#### [SUPPLIED DATA]
○ ○ ○

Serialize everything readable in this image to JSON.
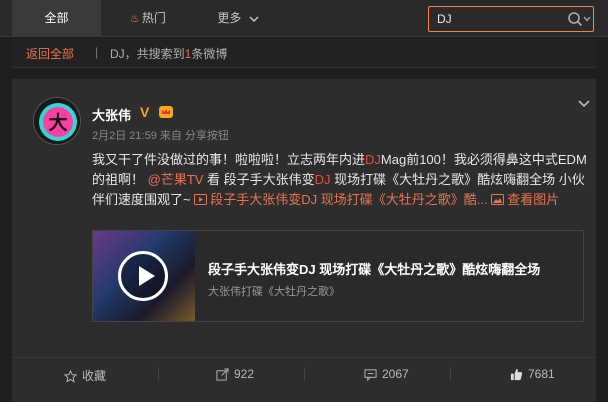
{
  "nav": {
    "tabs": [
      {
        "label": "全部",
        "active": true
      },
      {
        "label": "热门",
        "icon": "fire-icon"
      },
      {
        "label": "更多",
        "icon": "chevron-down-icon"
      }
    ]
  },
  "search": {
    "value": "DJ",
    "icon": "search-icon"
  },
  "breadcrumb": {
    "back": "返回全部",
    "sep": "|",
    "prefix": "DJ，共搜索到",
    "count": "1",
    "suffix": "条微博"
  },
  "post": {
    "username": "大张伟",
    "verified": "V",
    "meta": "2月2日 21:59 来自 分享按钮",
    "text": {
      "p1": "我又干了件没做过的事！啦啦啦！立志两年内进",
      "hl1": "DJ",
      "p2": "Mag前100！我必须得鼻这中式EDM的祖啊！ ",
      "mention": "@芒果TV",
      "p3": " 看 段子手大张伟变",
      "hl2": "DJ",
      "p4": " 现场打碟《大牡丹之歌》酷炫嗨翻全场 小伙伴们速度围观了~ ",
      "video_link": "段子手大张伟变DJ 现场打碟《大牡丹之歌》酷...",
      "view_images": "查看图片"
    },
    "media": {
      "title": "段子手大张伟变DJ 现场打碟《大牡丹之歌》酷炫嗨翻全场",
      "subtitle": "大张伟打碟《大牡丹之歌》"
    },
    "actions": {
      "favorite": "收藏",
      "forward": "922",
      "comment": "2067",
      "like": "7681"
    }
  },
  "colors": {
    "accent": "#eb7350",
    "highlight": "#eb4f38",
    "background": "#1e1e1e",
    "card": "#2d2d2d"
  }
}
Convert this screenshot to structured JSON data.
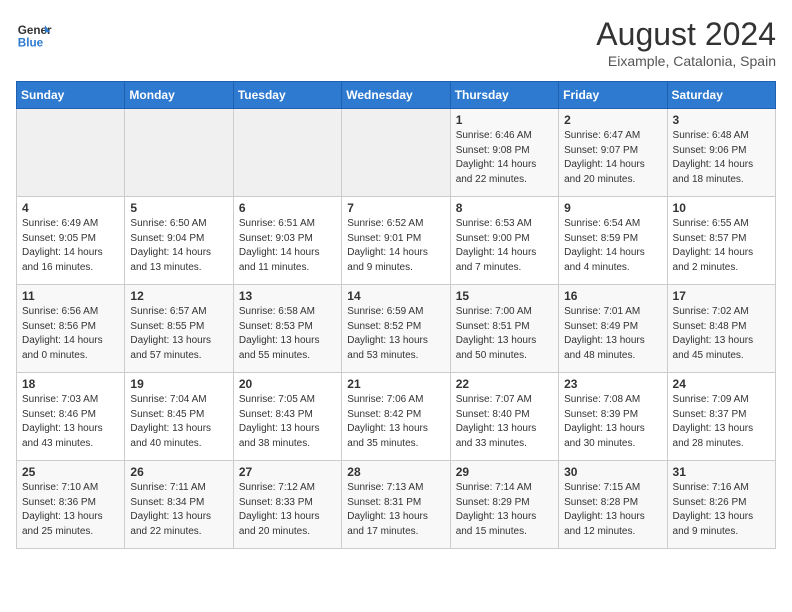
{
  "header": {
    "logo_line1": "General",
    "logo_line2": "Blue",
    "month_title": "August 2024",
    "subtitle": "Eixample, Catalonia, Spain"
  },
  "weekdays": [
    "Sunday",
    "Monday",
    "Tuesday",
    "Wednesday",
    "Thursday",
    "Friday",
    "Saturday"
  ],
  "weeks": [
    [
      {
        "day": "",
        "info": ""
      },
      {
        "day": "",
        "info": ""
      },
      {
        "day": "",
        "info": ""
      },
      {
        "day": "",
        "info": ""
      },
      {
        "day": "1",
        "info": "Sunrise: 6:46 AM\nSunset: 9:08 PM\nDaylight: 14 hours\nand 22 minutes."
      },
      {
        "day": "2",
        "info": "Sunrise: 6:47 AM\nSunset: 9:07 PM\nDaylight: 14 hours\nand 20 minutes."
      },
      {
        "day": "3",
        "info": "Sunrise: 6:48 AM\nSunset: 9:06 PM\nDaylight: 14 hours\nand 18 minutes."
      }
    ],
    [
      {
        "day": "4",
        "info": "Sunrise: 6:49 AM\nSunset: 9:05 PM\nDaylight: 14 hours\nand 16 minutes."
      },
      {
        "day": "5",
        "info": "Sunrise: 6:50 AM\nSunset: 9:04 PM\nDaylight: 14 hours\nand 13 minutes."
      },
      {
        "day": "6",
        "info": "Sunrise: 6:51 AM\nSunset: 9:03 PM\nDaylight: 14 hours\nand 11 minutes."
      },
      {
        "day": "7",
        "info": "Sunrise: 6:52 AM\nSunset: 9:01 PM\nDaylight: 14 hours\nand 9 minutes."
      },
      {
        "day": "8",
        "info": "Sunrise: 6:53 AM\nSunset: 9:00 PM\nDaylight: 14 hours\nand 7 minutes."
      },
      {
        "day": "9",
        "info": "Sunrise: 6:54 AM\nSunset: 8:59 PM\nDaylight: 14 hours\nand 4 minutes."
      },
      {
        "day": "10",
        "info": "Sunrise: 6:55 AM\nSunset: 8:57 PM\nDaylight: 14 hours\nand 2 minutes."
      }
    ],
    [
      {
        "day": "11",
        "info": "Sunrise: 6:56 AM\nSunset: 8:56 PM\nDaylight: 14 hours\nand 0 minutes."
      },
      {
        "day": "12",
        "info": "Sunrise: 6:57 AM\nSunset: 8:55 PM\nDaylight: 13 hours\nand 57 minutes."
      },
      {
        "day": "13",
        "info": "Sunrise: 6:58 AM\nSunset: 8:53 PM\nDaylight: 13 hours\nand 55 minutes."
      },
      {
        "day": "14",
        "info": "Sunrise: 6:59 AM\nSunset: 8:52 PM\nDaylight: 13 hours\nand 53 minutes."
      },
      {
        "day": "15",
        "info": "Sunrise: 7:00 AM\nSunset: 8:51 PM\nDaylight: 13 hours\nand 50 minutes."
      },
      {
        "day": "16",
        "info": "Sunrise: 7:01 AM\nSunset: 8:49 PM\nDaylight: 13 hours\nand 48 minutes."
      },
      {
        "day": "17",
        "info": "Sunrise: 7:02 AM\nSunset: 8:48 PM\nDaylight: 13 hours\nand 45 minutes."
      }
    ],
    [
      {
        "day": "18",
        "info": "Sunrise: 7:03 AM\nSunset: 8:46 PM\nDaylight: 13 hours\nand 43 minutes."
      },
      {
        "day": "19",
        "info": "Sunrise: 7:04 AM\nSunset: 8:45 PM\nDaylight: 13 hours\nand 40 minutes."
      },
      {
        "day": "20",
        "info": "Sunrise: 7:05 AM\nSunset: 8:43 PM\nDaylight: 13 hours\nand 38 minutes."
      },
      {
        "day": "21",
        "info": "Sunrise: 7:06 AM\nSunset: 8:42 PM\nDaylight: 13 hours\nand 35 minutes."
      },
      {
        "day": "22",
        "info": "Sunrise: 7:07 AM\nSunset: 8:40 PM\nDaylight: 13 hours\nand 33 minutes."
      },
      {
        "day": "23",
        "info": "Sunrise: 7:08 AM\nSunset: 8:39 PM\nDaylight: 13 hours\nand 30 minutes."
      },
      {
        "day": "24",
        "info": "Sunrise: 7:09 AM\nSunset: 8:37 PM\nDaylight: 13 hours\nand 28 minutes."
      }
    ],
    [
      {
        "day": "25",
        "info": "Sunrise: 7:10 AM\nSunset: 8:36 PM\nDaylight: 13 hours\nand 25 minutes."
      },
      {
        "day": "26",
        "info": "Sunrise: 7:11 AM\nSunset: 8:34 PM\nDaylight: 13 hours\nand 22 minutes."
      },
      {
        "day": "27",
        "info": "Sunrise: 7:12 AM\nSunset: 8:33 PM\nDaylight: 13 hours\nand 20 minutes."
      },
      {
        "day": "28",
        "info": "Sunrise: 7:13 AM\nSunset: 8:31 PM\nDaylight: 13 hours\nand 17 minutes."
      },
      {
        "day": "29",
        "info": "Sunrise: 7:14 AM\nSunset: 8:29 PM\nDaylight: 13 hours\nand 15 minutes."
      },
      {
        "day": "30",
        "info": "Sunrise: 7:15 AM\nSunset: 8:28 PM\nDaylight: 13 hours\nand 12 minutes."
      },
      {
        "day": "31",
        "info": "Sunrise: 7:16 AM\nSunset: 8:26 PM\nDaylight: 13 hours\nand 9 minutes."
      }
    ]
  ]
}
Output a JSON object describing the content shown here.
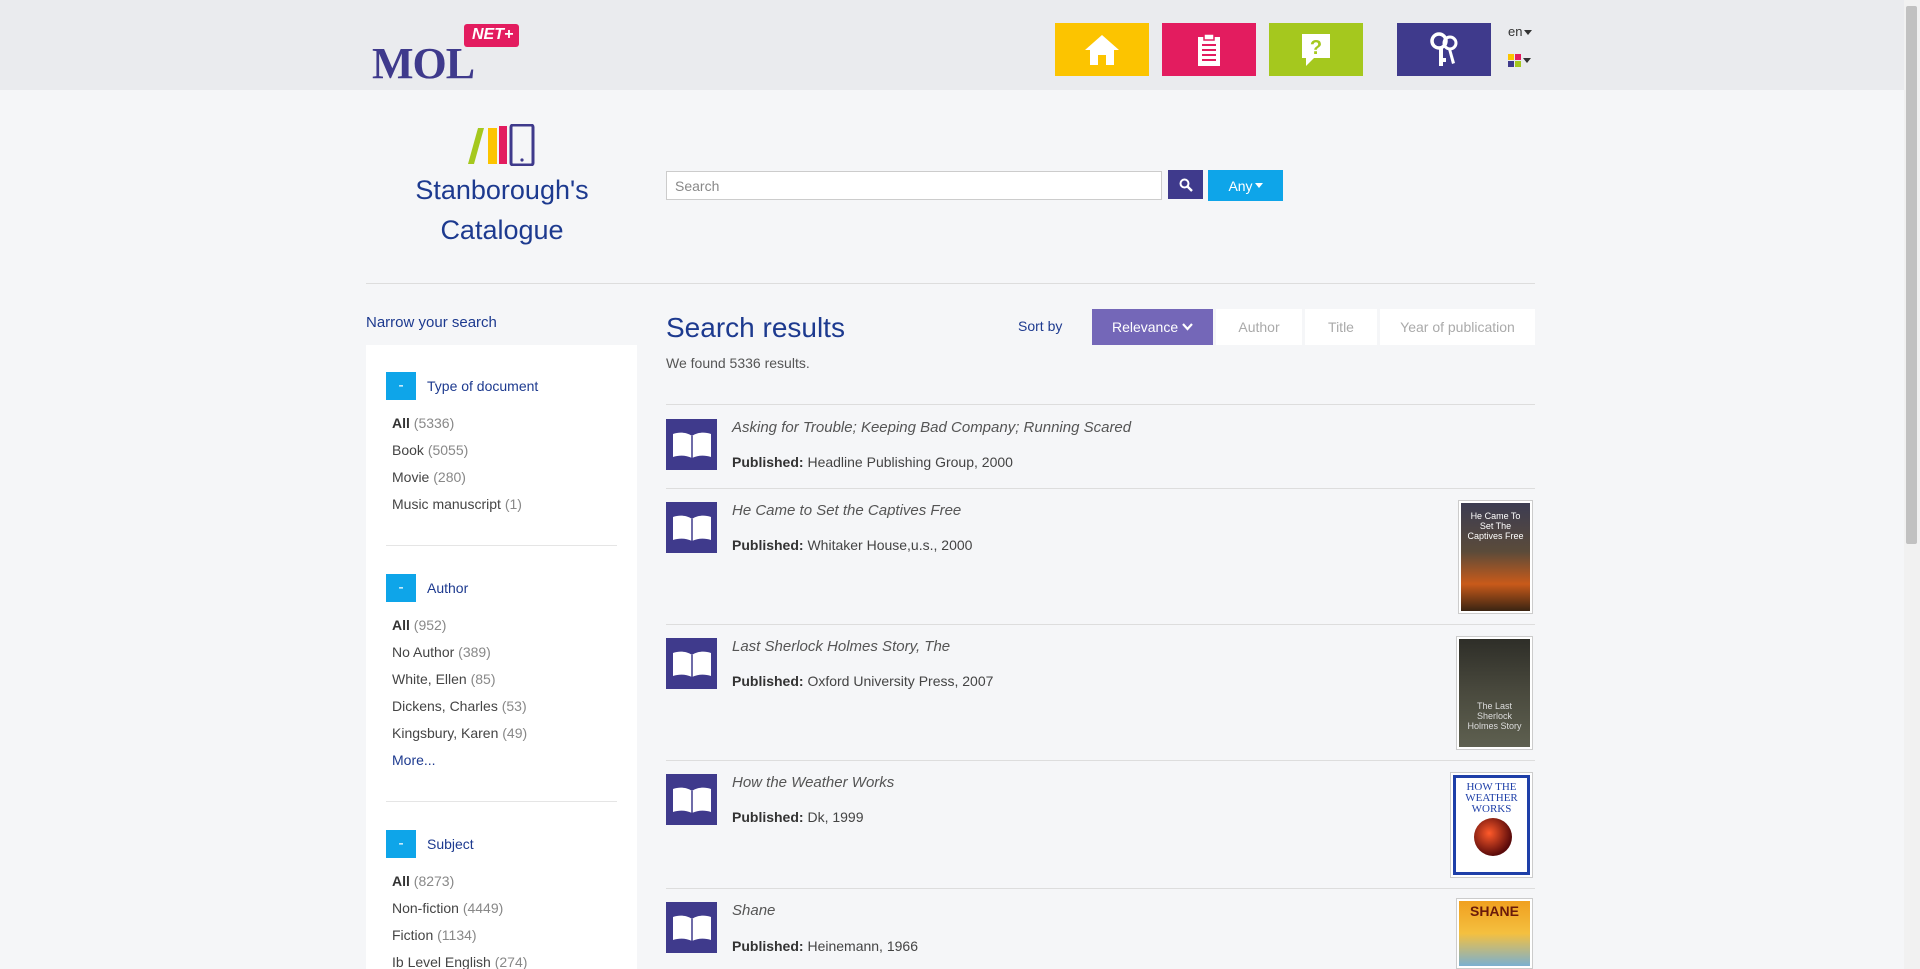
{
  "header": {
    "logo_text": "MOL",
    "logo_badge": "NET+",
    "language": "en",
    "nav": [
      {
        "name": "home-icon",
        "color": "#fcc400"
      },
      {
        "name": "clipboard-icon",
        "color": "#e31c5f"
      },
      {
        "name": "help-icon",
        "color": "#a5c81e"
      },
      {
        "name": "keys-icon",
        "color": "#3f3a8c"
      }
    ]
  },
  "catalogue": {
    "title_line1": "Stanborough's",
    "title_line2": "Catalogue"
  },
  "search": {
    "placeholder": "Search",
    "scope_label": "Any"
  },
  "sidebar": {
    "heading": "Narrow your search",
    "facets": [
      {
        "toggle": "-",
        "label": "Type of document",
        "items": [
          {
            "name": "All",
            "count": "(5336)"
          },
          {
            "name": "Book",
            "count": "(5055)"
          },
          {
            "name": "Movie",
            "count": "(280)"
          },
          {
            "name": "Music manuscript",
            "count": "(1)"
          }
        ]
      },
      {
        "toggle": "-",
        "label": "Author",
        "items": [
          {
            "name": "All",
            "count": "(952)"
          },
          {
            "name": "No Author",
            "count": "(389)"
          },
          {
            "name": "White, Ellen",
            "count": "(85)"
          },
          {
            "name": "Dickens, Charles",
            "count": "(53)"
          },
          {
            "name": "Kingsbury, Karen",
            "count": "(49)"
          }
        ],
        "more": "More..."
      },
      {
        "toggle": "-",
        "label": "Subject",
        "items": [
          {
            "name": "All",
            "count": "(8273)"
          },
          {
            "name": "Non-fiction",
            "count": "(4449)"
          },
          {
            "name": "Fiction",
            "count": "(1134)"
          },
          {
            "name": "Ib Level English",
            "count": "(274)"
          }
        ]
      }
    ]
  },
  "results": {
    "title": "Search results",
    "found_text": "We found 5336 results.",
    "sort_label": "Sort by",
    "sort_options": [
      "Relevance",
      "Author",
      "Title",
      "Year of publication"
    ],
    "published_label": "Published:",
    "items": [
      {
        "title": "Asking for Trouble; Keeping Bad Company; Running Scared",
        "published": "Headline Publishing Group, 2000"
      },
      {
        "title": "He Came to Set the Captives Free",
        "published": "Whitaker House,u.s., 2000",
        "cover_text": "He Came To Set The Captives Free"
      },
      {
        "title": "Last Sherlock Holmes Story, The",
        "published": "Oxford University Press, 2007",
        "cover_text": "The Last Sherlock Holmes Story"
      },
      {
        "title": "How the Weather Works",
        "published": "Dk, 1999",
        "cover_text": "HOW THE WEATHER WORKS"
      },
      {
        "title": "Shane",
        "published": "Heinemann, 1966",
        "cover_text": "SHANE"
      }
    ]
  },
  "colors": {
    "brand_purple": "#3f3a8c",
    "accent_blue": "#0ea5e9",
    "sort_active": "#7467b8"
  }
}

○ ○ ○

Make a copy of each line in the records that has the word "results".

#### [RESULT OF THE TASK]
  "results": {
    "title": "Search results",
    "found_text": "We found 5336 results.",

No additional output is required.